To all appearance, therefore, the Hellenic mariners were the first among the inhabitants of the eastern basin of the Mediterranean to navigate the coasts of Italy. Of the important questions however as to the region from which, and as to the period at which, the Greek seafarers came thither, only the former admits of being answered with some degree of precision and fulness. The Aeolian and Ionian coast of Asia Minor was the region where Hellenic maritime traffic first became developed on a large scale, and whence issued the Greeks who explored the interior of the Black Sea on the one hand and the coasts of Italy on the other. The name of the Ionian Sea, which was retained by the waters intervening between Epirus and Sicily, and that of the Ionian gulf, the term by which the Greeks in earlier times designated the Adriatic Sea, are memorials of the fact that the southern and eastern coasts of Italy were once discovered by seafarers from Ionia.
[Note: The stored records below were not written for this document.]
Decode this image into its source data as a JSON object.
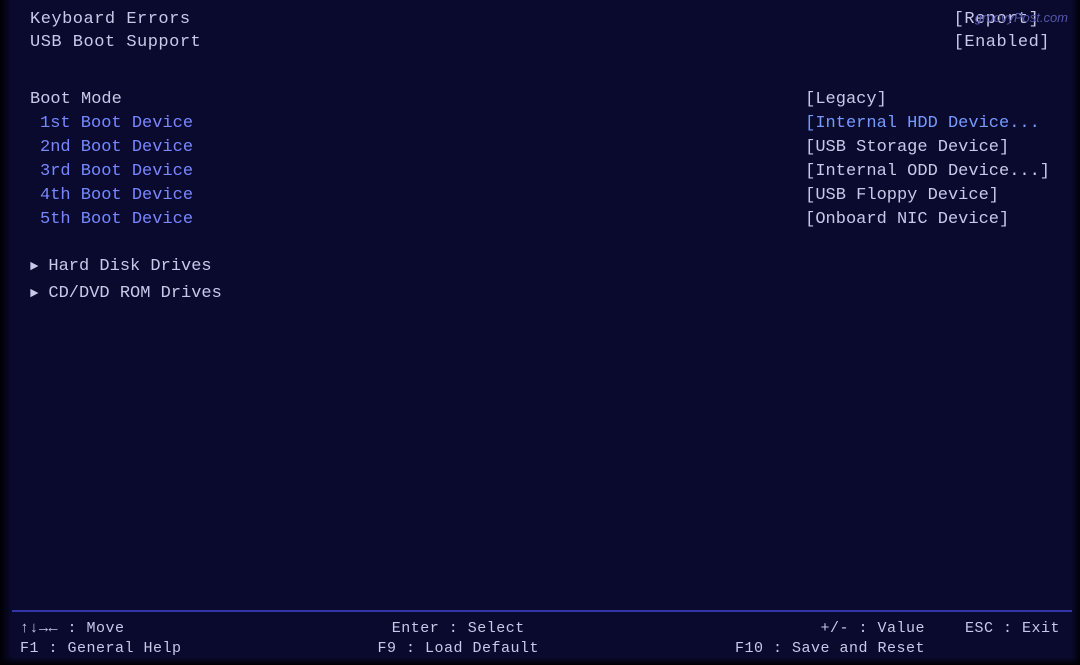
{
  "watermark": "groovyPost.com",
  "top_section": {
    "labels": [
      "Keyboard Errors",
      "USB Boot Support"
    ],
    "values": [
      "[Report]",
      "[Enabled]"
    ]
  },
  "boot_mode": {
    "label": "Boot Mode",
    "value": "[Legacy]"
  },
  "boot_devices": [
    {
      "label": "1st Boot Device",
      "value": "[Internal HDD Device..."
    },
    {
      "label": "2nd Boot Device",
      "value": "[USB Storage Device]"
    },
    {
      "label": "3rd Boot Device",
      "value": "[Internal ODD Device...]"
    },
    {
      "label": "4th Boot Device",
      "value": "[USB Floppy Device]"
    },
    {
      "label": "5th Boot Device",
      "value": "[Onboard NIC Device]"
    }
  ],
  "drives": [
    "Hard Disk Drives",
    "CD/DVD ROM Drives"
  ],
  "status_bar": {
    "left": [
      "↑↓→← : Move",
      "F1 : General Help"
    ],
    "center": [
      "Enter : Select",
      "F9 : Load Default"
    ],
    "right_left": [
      "+/- : Value",
      "F10 : Save and Reset"
    ],
    "right_right": [
      "ESC : Exit",
      ""
    ]
  }
}
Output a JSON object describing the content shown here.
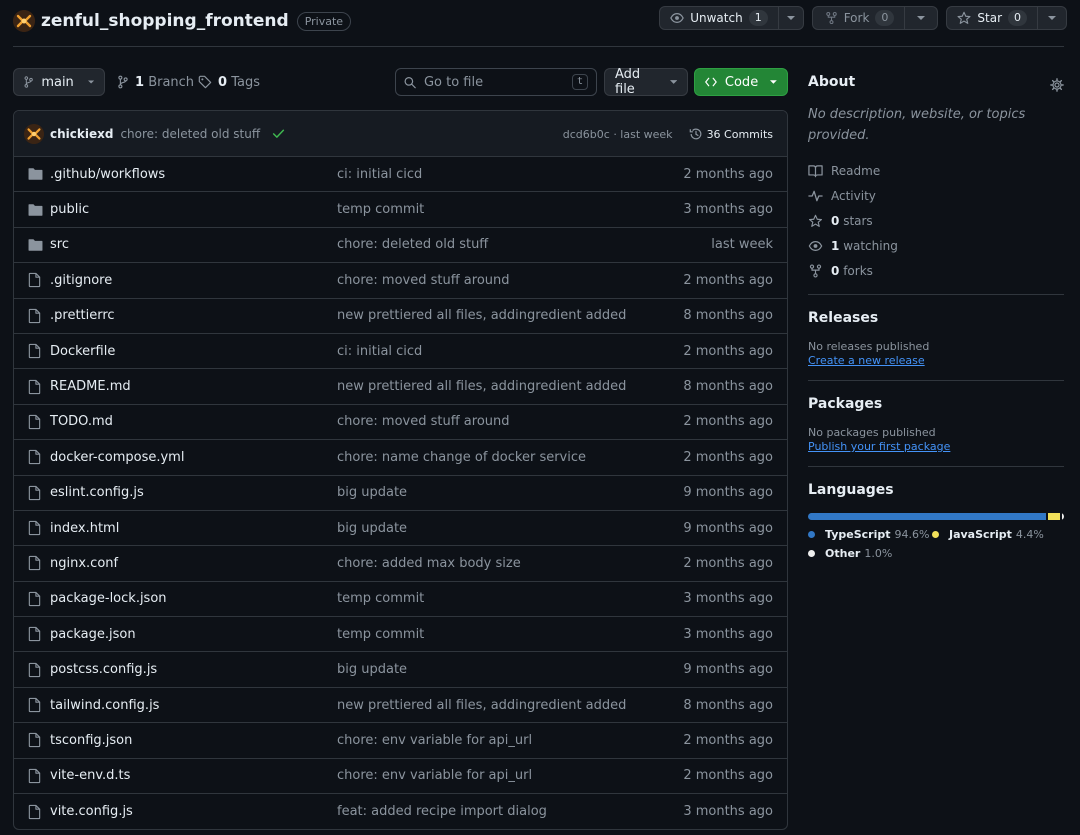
{
  "header": {
    "repo_name": "zenful_shopping_frontend",
    "visibility": "Private",
    "unwatch_label": "Unwatch",
    "watch_count": "1",
    "fork_label": "Fork",
    "fork_count": "0",
    "star_label": "Star",
    "star_count": "0"
  },
  "toolbar": {
    "branch": "main",
    "branch_count": "1",
    "branch_label": "Branch",
    "tag_count": "0",
    "tag_label": "Tags",
    "search_placeholder": "Go to file",
    "search_shortcut": "t",
    "add_file_label": "Add file",
    "code_label": "Code"
  },
  "latest_commit": {
    "author": "chickiexd",
    "message": "chore: deleted old stuff",
    "hash_time": "dcd6b0c · last week",
    "commits_label": "36 Commits"
  },
  "files": [
    {
      "name": ".github/workflows",
      "type": "folder",
      "commit": "ci: initial cicd",
      "date": "2 months ago"
    },
    {
      "name": "public",
      "type": "folder",
      "commit": "temp commit",
      "date": "3 months ago"
    },
    {
      "name": "src",
      "type": "folder",
      "commit": "chore: deleted old stuff",
      "date": "last week"
    },
    {
      "name": ".gitignore",
      "type": "file",
      "commit": "chore: moved stuff around",
      "date": "2 months ago"
    },
    {
      "name": ".prettierrc",
      "type": "file",
      "commit": "new prettiered all files, addingredient added",
      "date": "8 months ago"
    },
    {
      "name": "Dockerfile",
      "type": "file",
      "commit": "ci: initial cicd",
      "date": "2 months ago"
    },
    {
      "name": "README.md",
      "type": "file",
      "commit": "new prettiered all files, addingredient added",
      "date": "8 months ago"
    },
    {
      "name": "TODO.md",
      "type": "file",
      "commit": "chore: moved stuff around",
      "date": "2 months ago"
    },
    {
      "name": "docker-compose.yml",
      "type": "file",
      "commit": "chore: name change of docker service",
      "date": "2 months ago"
    },
    {
      "name": "eslint.config.js",
      "type": "file",
      "commit": "big update",
      "date": "9 months ago"
    },
    {
      "name": "index.html",
      "type": "file",
      "commit": "big update",
      "date": "9 months ago"
    },
    {
      "name": "nginx.conf",
      "type": "file",
      "commit": "chore: added max body size",
      "date": "2 months ago"
    },
    {
      "name": "package-lock.json",
      "type": "file",
      "commit": "temp commit",
      "date": "3 months ago"
    },
    {
      "name": "package.json",
      "type": "file",
      "commit": "temp commit",
      "date": "3 months ago"
    },
    {
      "name": "postcss.config.js",
      "type": "file",
      "commit": "big update",
      "date": "9 months ago"
    },
    {
      "name": "tailwind.config.js",
      "type": "file",
      "commit": "new prettiered all files, addingredient added",
      "date": "8 months ago"
    },
    {
      "name": "tsconfig.json",
      "type": "file",
      "commit": "chore: env variable for api_url",
      "date": "2 months ago"
    },
    {
      "name": "vite-env.d.ts",
      "type": "file",
      "commit": "chore: env variable for api_url",
      "date": "2 months ago"
    },
    {
      "name": "vite.config.js",
      "type": "file",
      "commit": "feat: added recipe import dialog",
      "date": "3 months ago"
    }
  ],
  "about": {
    "title": "About",
    "description": "No description, website, or topics provided.",
    "readme": "Readme",
    "activity": "Activity",
    "stars_count": "0",
    "stars_label": "stars",
    "watching_count": "1",
    "watching_label": "watching",
    "forks_count": "0",
    "forks_label": "forks"
  },
  "releases": {
    "title": "Releases",
    "note": "No releases published",
    "link": "Create a new release"
  },
  "packages": {
    "title": "Packages",
    "note": "No packages published",
    "link": "Publish your first package"
  },
  "languages": {
    "title": "Languages",
    "items": [
      {
        "name": "TypeScript",
        "pct": "94.6%",
        "value": 94.6,
        "color": "#3178c6"
      },
      {
        "name": "JavaScript",
        "pct": "4.4%",
        "value": 4.4,
        "color": "#f1e05a"
      },
      {
        "name": "Other",
        "pct": "1.0%",
        "value": 1.0,
        "color": "#ededed"
      }
    ]
  },
  "colors": {
    "background": "#0d1117",
    "accent_green": "#238636",
    "link_blue": "#4493f8",
    "check_green": "#3fb950"
  }
}
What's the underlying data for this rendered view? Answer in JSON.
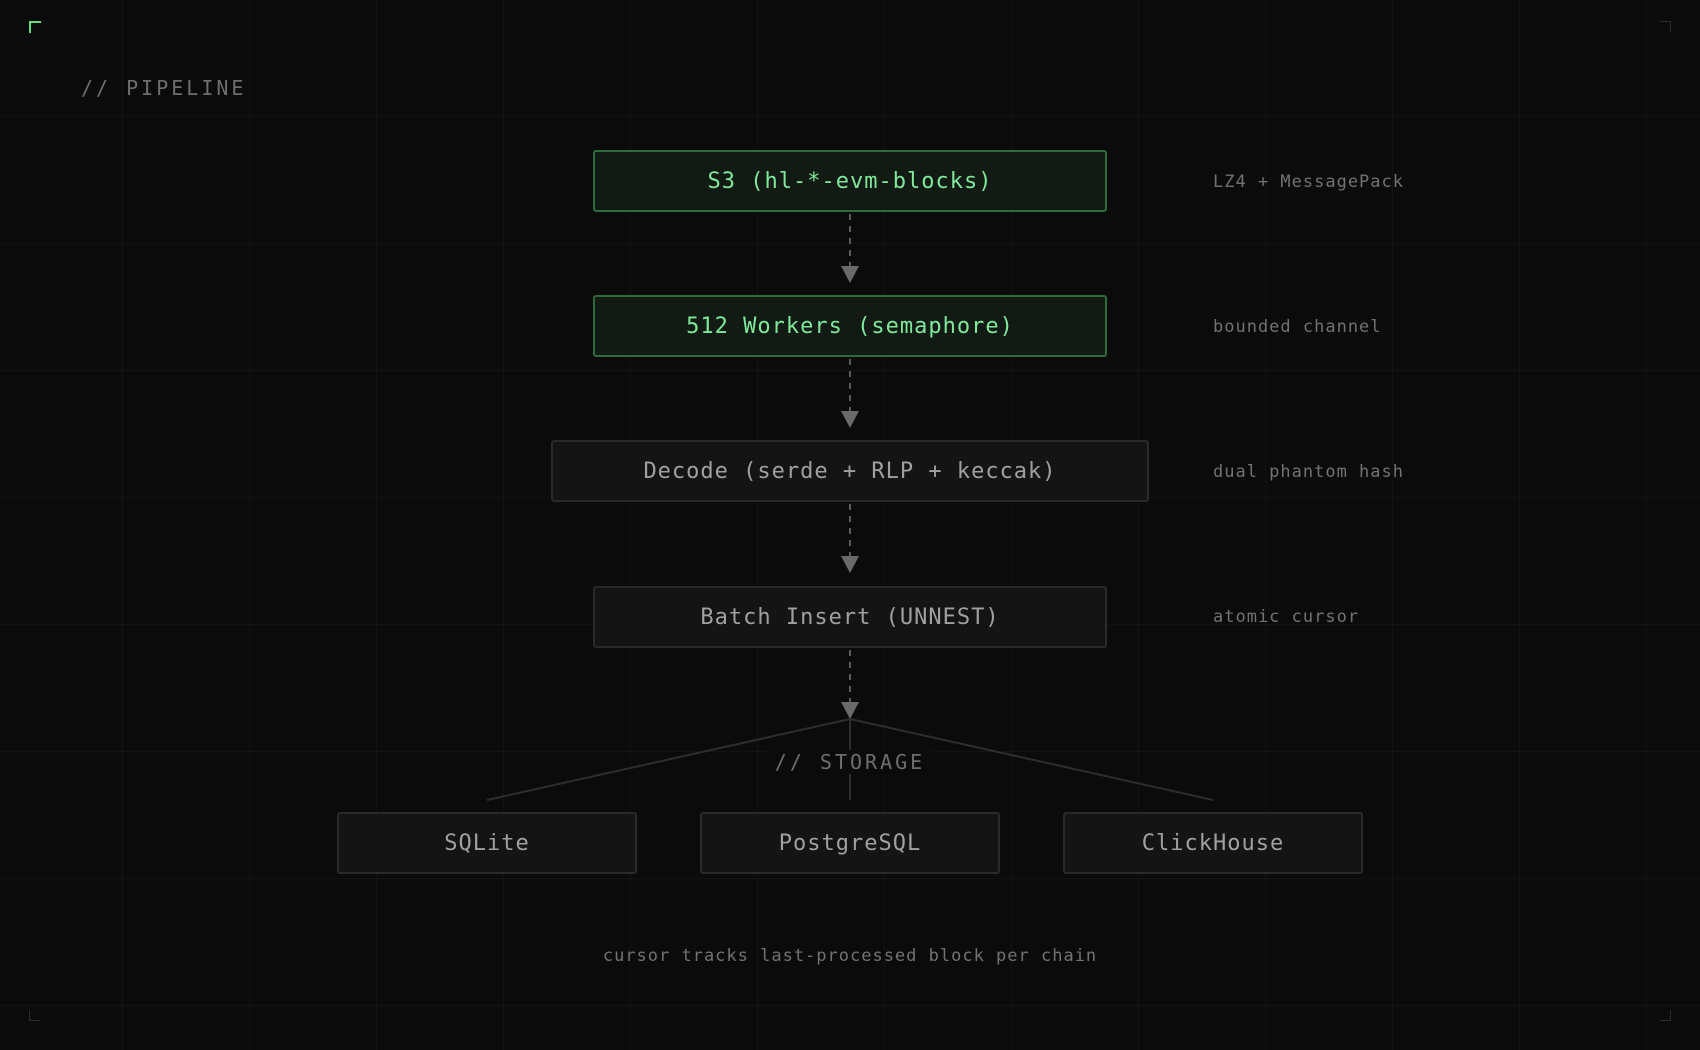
{
  "colors": {
    "background": "#0b0b0b",
    "accent_green": "#7fe89b",
    "active_border": "#2e6b3a",
    "idle_border": "#2a2a2a",
    "muted_text": "#727272",
    "connector": "#6a6a6a"
  },
  "sections": {
    "pipeline": "// PIPELINE",
    "storage": "// STORAGE"
  },
  "stages": [
    {
      "label": "S3 (hl-*-evm-blocks)",
      "note": "LZ4 + MessagePack",
      "state": "active"
    },
    {
      "label": "512 Workers (semaphore)",
      "note": "bounded channel",
      "state": "active"
    },
    {
      "label": "Decode (serde + RLP + keccak)",
      "note": "dual phantom hash",
      "state": "idle"
    },
    {
      "label": "Batch Insert (UNNEST)",
      "note": "atomic cursor",
      "state": "idle"
    }
  ],
  "storage": [
    {
      "label": "SQLite"
    },
    {
      "label": "PostgreSQL"
    },
    {
      "label": "ClickHouse"
    }
  ],
  "footer_note": "cursor tracks last-processed block per chain"
}
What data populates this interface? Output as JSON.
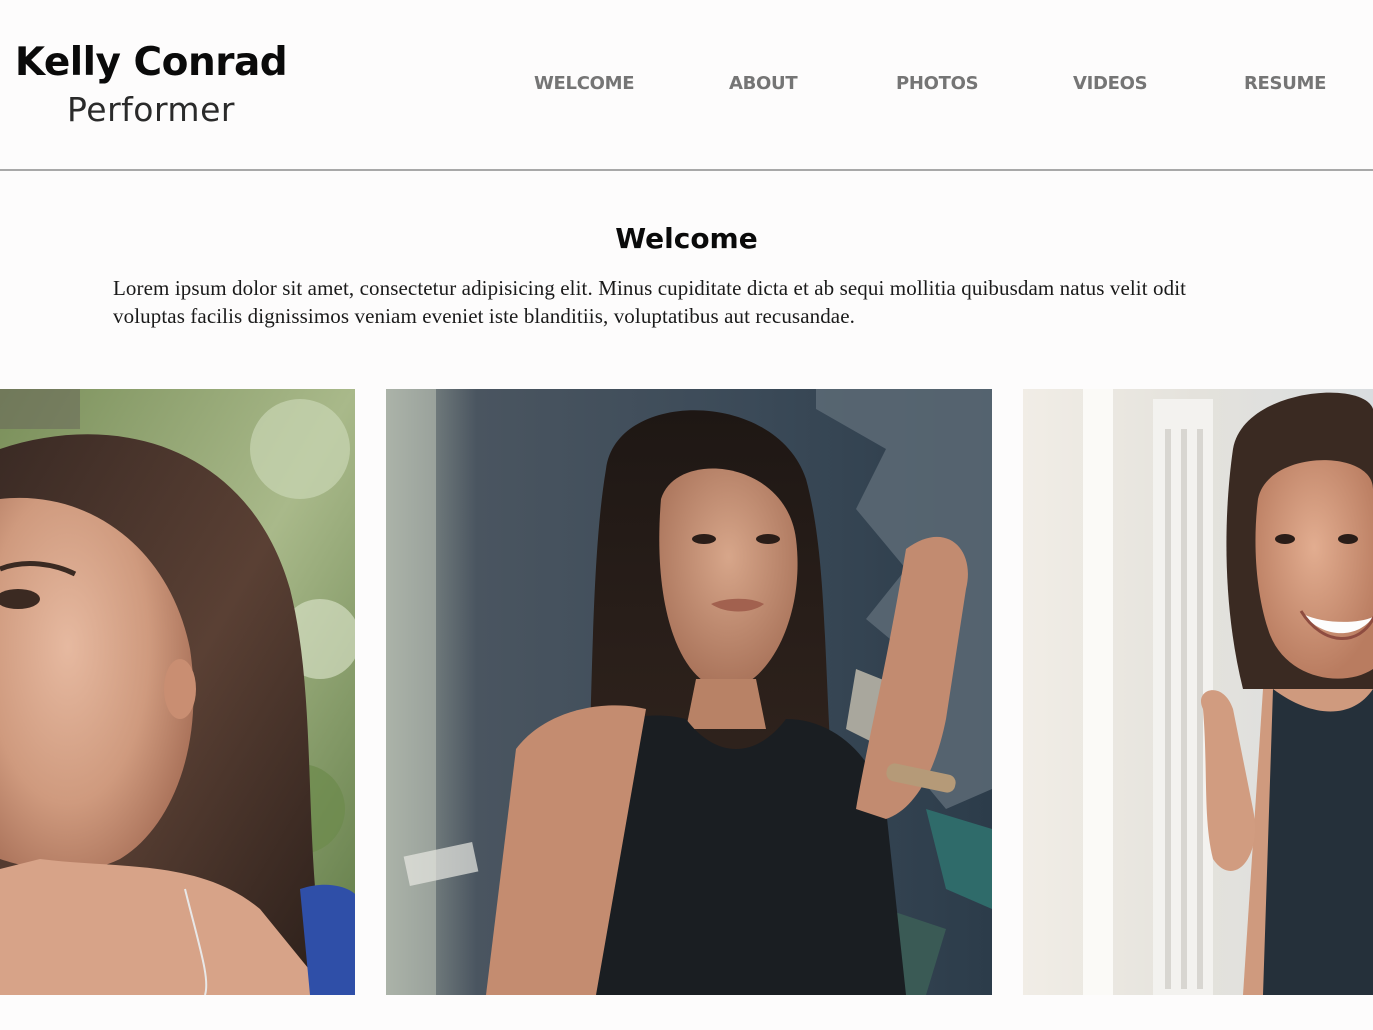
{
  "header": {
    "brand_name": "Kelly Conrad",
    "tagline": "Performer",
    "nav": [
      {
        "label": "WELCOME"
      },
      {
        "label": "ABOUT"
      },
      {
        "label": "PHOTOS"
      },
      {
        "label": "VIDEOS"
      },
      {
        "label": "RESUME"
      }
    ]
  },
  "welcome": {
    "title": "Welcome",
    "body": "Lorem ipsum dolor sit amet, consectetur adipisicing elit. Minus cupiditate dicta et ab sequi mollitia quibusdam natus velit odit voluptas facilis dignissimos veniam eveniet iste blanditiis, voluptatibus aut recusandae."
  },
  "colors": {
    "background": "#fdfcfc",
    "nav_text": "#757575",
    "divider": "#a8a8a8",
    "heading": "#0a0a0a"
  }
}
The oldest Greek settlement in Italy, Kyme, was, as its name and legend tell, founded by the town of the same name on the Anatolian coast. According to trustworthy Hellenic tradition, the Phocaeans of Asia Minor were the first of the Hellenes to traverse the more remote western sea. Other Greeks soon followed in the paths which those of Asia Minor had opened up; lonians from Naxos and from Chalcis in Euboea, Achaeans, Locrians, Rhodians, Corinthians, Megarians, Messenians, Spartans. After the discovery of America the civilized nations of Europe vied with one another in sending out expeditions and forming settlements there; and the new settlers when located amidst barbarians recognized their common character and common interests as civilized Europeans more strongly than they had done in their former home. So it was with the new discovery of the Greeks. The privilege of navigating the western waters and settling on the western land was not the exclusive property of a single Greek province or of a single Greek stock, but a common good for the whole Hellenic nation; and, just as in the formation of the new North American world, English and French, Dutch and German settlements became mingled and blended, Greek Sicily and "Great Greece" became peopled by a mixture of all sorts of Hellenic races often so amalgamated as to be no longer distinguishable. Leaving out of account some settlements occupying a more isolated position--such as that of the Locrians with its offsets Hipponium and Medama, and the settlement of the Phocaeans which was not founded till towards the close of this period, Hyele (Velia, Elea)--we may distinguish in a general view three leading groups. The original Ionian group, comprehended under the name of the Chalcidian towns, included in Italy Cumae with the other Greek settlements at Vesuvius and Rhegium, and in Sicily Zankle (afterwards Messana), Naxos, Catana, Leontini, and Himera. The Achaean group embraced Sybaris and the greater part of the cities of Magna Graecia. The Dorian group comprehended Syracuse, Gela, Agrigentum, and the majority of the Sicilian colonies, while in Italy nothing belonged to it but Taras (Tarentum) and its offset Heraclea. On the whole the preponderance lay with the immigrants who belonged to the more ancient Hellenic influx, that of the lonians and the stocks settled in the Peloponnesus before the Doric immigration.